THINK TANK CENTRAL
0

In a Feb. 2, 2018, report entitled “The Return of Political Warfare,” Seth Jones, PhD, Harold Brown chair, Transnational Threats Project director and International Security Program senior adviser at the Center for Strategic and International Studies, says that US defense strategy must be take unconventional warfare, and especially political warfare, into consideration “since the costs and risks of conventional and nuclear war may be prohibitively high” for it and the countries it sees itself as competing with. “Recognizing that other powers routinely conduct political warfare, George Kennan encouraged U.S. leaders to disabuse themselves of the ‘handicap’ of the ‘concept of a basic difference between peace and war’ and to wake up to ‘the realities of international relations—the perpetual rhythm of struggle, in and out of war,'”  Jones writes. “Kennan’s advice may be even more relevant today in such a competitive world.”

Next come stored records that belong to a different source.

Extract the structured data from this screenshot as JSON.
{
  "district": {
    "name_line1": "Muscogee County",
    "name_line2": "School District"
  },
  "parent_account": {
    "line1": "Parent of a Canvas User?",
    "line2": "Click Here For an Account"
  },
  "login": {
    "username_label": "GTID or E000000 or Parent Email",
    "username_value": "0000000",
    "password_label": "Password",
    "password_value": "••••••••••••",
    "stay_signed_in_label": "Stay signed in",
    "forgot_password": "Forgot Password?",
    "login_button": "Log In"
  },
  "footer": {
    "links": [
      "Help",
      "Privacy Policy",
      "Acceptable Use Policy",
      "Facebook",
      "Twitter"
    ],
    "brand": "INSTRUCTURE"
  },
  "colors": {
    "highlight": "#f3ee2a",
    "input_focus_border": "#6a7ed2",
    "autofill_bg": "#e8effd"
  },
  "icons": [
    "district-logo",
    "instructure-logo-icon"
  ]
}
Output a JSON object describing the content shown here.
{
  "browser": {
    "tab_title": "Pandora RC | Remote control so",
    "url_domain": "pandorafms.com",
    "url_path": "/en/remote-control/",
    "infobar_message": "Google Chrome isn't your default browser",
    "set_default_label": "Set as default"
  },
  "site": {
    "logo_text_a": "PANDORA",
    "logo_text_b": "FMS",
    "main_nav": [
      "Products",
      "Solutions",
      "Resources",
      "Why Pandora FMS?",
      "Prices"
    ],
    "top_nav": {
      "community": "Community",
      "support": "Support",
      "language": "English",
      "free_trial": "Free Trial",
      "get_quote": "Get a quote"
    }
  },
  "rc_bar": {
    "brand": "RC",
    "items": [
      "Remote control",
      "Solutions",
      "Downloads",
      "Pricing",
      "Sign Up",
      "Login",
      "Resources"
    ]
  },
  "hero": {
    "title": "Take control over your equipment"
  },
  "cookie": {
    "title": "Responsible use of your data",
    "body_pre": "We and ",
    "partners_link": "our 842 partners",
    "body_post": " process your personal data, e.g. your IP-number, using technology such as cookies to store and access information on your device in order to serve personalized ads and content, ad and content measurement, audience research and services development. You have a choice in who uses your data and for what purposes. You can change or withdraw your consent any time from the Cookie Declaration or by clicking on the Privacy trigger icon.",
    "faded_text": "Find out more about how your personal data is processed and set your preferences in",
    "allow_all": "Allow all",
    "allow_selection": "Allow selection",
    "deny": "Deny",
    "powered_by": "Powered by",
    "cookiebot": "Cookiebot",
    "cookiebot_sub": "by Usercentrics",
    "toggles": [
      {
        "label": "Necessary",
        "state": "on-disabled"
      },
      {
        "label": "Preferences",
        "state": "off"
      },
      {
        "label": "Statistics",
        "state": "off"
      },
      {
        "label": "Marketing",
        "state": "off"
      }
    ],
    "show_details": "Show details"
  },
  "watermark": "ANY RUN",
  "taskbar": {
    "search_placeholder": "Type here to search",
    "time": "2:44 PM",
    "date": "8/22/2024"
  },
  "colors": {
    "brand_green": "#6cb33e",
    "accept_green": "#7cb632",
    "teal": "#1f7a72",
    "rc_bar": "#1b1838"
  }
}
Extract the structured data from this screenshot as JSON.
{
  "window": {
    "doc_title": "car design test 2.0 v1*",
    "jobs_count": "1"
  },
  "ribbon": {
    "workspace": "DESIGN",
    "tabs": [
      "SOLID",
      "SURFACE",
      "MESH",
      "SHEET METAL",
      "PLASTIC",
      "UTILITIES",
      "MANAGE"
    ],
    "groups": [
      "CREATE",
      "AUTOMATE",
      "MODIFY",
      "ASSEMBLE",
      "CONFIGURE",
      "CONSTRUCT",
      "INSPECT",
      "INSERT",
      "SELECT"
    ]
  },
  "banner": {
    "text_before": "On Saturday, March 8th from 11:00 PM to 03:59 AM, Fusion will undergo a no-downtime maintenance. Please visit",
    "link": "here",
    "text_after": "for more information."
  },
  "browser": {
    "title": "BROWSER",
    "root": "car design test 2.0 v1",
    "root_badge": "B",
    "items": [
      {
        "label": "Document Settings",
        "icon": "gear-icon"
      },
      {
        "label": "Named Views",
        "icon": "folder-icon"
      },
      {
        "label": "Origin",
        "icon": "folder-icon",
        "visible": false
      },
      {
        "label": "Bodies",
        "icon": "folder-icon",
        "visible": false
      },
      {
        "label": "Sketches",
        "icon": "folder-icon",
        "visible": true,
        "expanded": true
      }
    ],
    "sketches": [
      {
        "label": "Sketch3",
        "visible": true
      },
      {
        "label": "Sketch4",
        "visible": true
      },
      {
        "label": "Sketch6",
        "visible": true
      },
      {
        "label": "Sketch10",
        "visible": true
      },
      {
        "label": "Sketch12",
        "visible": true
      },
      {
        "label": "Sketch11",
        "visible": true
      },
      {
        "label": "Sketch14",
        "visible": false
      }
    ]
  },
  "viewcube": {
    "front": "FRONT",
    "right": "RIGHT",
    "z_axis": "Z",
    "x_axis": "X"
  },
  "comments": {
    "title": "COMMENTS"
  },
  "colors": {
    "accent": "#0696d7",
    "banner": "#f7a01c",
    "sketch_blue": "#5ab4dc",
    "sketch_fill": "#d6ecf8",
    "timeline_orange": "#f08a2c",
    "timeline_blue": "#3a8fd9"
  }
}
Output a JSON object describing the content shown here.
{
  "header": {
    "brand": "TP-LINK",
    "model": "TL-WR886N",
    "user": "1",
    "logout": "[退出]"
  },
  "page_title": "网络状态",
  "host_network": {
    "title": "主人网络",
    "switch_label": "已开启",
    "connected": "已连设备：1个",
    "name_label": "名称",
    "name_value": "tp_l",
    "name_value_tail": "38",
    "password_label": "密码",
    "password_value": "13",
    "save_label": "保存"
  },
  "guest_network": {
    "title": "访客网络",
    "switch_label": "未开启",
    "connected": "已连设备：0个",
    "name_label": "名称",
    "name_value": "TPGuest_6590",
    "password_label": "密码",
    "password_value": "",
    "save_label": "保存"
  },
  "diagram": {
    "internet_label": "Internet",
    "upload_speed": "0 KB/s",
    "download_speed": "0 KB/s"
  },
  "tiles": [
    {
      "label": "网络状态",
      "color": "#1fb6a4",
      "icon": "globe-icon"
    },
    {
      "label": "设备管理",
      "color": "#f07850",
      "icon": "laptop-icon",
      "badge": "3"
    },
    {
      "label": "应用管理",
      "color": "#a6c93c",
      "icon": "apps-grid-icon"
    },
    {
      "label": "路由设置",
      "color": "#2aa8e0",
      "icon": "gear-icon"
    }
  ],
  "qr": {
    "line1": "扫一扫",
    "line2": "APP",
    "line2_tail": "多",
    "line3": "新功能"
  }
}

THINK TANK CENTRAL
0

READ THE REPORT — In “Keeping A2/AD at Bay: The Imperative for Base Defense in the Western Pacific,” a new report from the Mitchell Institute for Aerospace Studies, Lt. Col. Thomas R. McCabe, USAF Ret., argues that the United States must view the Western Pacific as a frontline and prepare its aircraft, assets and bases in the region for conventional attack due to China’s development and deployment of “modern military systems, especially conventional ballistic and cruise missiles.”  Further, he writes, “leaders should consider several countermeasures, including dispersal, passive defense, and active defense” in anticipation of such an attack. Learn more about the report here.

THINK TANK CENTRAL
0

In a December 13, 2017, report from the Center for Strategy and Budgetary Assessments, author Barry Watts, a former CSBA senior fellow, “explores historical attempts to tackle the criterion selection problem as it applies to models for making strategic decisions,” according to a press release. Watts makes the case that, without “a formula or all-purpose methodology for choosing appropriate analytic criteria,” subjectively chosen benchmarks used to evaluate history will make the lessons learned from it just as subjective.

THINK TANK CENTRAL
0

READ THE REPORT –In “Analysis of the FY 2018 Defense Budget,” Todd Harrison, director of defense budget analysis at the Center for Strategic and International Studies, and Seamus Daniels, program coordinator and research assistant for defense budget analysis at CSIS, break with tradition and look at next year’s military spending through a fresh set of lenses. “Given the somewhat unusual circumstances of the FY 2018 budget cycle, this year’s budget analysis takes a different approach,” they write. “Instead of looking at the details of what the budget request funds or does not fund, it focuses on long-term trends in the defense budget and force structure and identifies key issues facing the Defense Department as it prepares for the FY 2019 budget cycle.” Learn more about the report here.

THINK TANK CENTRAL
0

In “Battlefield Singularity: Artificial Intelligence, Military Revolution, and China’s Future Military Power,” a December 2017 report from the Center for a New American Security’s Technology and National Security Program, adjunct fellow Elsa Kania asserts that the US-China artificial intelligence race will have defense implications.  “As the U.S. and China compete to innovate in AI, the trajectories of their respective advances will impact the future military and strategic balance,” her executive summary reads. Kania recommends that the US military focus on non-technical defense elements to be ready for a future in which it may not hold the kind of advantage it does today, as well as risk mitigation strategies in case a global AI race shakes up “arms race dynamics.”

1 2 3 4 14
REGISTER WITH US
Your Information will never be shared with any third party.
Military
Civilian